▶ [What you are asked to do]:
Work out how many lines of the records hold the string "level", and reply with that number alone.

▶ [Material for this exercise]:
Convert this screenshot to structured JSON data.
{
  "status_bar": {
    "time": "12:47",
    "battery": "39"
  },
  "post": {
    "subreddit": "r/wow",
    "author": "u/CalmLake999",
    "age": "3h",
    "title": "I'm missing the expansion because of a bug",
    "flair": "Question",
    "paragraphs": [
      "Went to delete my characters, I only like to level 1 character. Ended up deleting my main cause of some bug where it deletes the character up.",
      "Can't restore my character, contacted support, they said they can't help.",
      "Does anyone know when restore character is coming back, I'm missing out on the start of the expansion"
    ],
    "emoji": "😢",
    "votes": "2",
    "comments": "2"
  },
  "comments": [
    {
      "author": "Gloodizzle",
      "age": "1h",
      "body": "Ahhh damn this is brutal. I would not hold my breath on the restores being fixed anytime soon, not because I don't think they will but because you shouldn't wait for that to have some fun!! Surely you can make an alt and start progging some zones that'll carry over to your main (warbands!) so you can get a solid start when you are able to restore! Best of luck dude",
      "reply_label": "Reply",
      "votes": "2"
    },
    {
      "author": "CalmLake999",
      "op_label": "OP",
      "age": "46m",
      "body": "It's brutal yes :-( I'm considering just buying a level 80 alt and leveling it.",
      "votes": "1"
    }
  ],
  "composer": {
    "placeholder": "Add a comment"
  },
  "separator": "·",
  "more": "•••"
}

▶ [Answer to this problem]:
2